-- Your instructions --
Your copy must hold all of the data below, unchanged and without images.

─── The records

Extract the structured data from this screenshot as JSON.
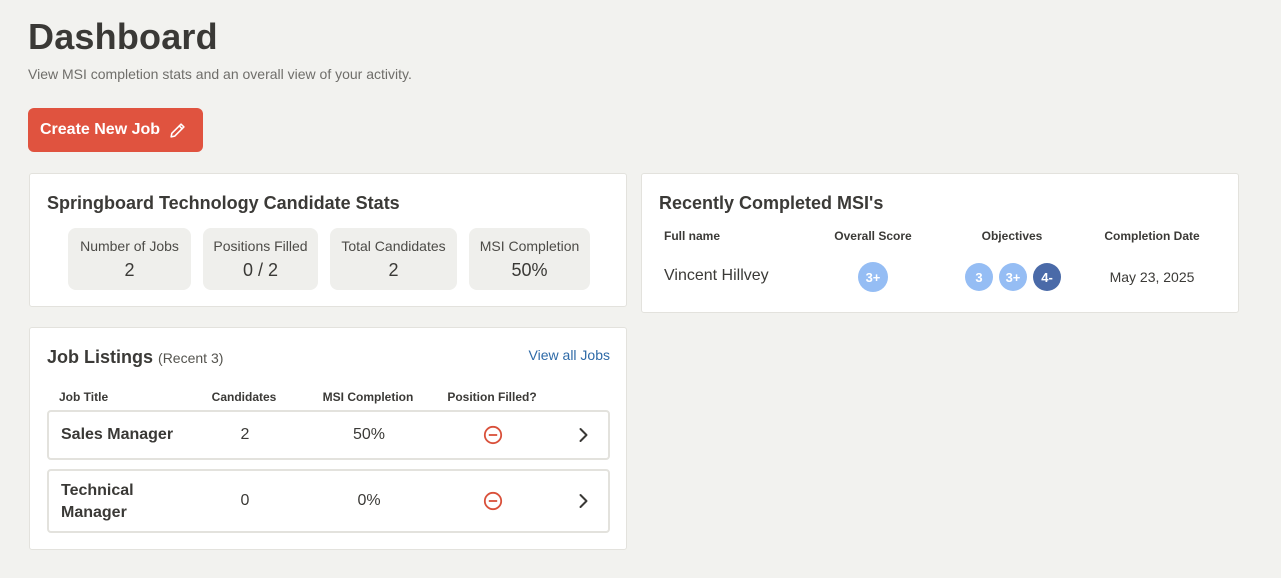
{
  "page": {
    "title": "Dashboard",
    "subtitle": "View MSI completion stats and an overall view of your activity.",
    "create_button": "Create New Job"
  },
  "stats": {
    "title": "Springboard Technology Candidate Stats",
    "items": [
      {
        "label": "Number of Jobs",
        "value": "2"
      },
      {
        "label": "Positions Filled",
        "value": "0 / 2"
      },
      {
        "label": "Total Candidates",
        "value": "2"
      },
      {
        "label": "MSI Completion",
        "value": "50%"
      }
    ]
  },
  "recent_msi": {
    "title": "Recently Completed MSI's",
    "headers": {
      "name": "Full name",
      "score": "Overall Score",
      "objectives": "Objectives",
      "date": "Completion Date"
    },
    "rows": [
      {
        "name": "Vincent Hillvey",
        "score": "3+",
        "objectives": [
          "3",
          "3+",
          "4-"
        ],
        "date": "May 23, 2025"
      }
    ]
  },
  "jobs": {
    "title": "Job Listings",
    "subtitle": "(Recent 3)",
    "view_all": "View all Jobs",
    "headers": {
      "title": "Job Title",
      "candidates": "Candidates",
      "msi": "MSI Completion",
      "filled": "Position Filled?"
    },
    "rows": [
      {
        "title": "Sales Manager",
        "candidates": "2",
        "msi": "50%",
        "filled_icon": "minus-circle-icon"
      },
      {
        "title": "Technical Manager",
        "candidates": "0",
        "msi": "0%",
        "filled_icon": "minus-circle-icon"
      }
    ]
  },
  "colors": {
    "background": "#f2f2ef",
    "primary_button": "#e0533f",
    "badge_light": "#95bdf4",
    "badge_dark": "#4a6aa8",
    "link": "#2e6aa7",
    "not_filled_icon": "#d9503a"
  }
}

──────

-- Answer for this exercise --
Extract the structured data from this screenshot as JSON.
{
  "page": {
    "title": "Dashboard",
    "subtitle": "View MSI completion stats and an overall view of your activity.",
    "create_button": "Create New Job"
  },
  "stats": {
    "title": "Springboard Technology Candidate Stats",
    "items": [
      {
        "label": "Number of Jobs",
        "value": "2"
      },
      {
        "label": "Positions Filled",
        "value": "0 / 2"
      },
      {
        "label": "Total Candidates",
        "value": "2"
      },
      {
        "label": "MSI Completion",
        "value": "50%"
      }
    ]
  },
  "recent_msi": {
    "title": "Recently Completed MSI's",
    "headers": {
      "name": "Full name",
      "score": "Overall Score",
      "objectives": "Objectives",
      "date": "Completion Date"
    },
    "rows": [
      {
        "name": "Vincent Hillvey",
        "score": "3+",
        "objectives": [
          "3",
          "3+",
          "4-"
        ],
        "date": "May 23, 2025"
      }
    ]
  },
  "jobs": {
    "title": "Job Listings",
    "subtitle": "(Recent 3)",
    "view_all": "View all Jobs",
    "headers": {
      "title": "Job Title",
      "candidates": "Candidates",
      "msi": "MSI Completion",
      "filled": "Position Filled?"
    },
    "rows": [
      {
        "title": "Sales Manager",
        "candidates": "2",
        "msi": "50%",
        "filled_icon": "minus-circle-icon"
      },
      {
        "title": "Technical Manager",
        "candidates": "0",
        "msi": "0%",
        "filled_icon": "minus-circle-icon"
      }
    ]
  },
  "colors": {
    "background": "#f2f2ef",
    "primary_button": "#e0533f",
    "badge_light": "#95bdf4",
    "badge_dark": "#4a6aa8",
    "link": "#2e6aa7",
    "not_filled_icon": "#d9503a"
  }
}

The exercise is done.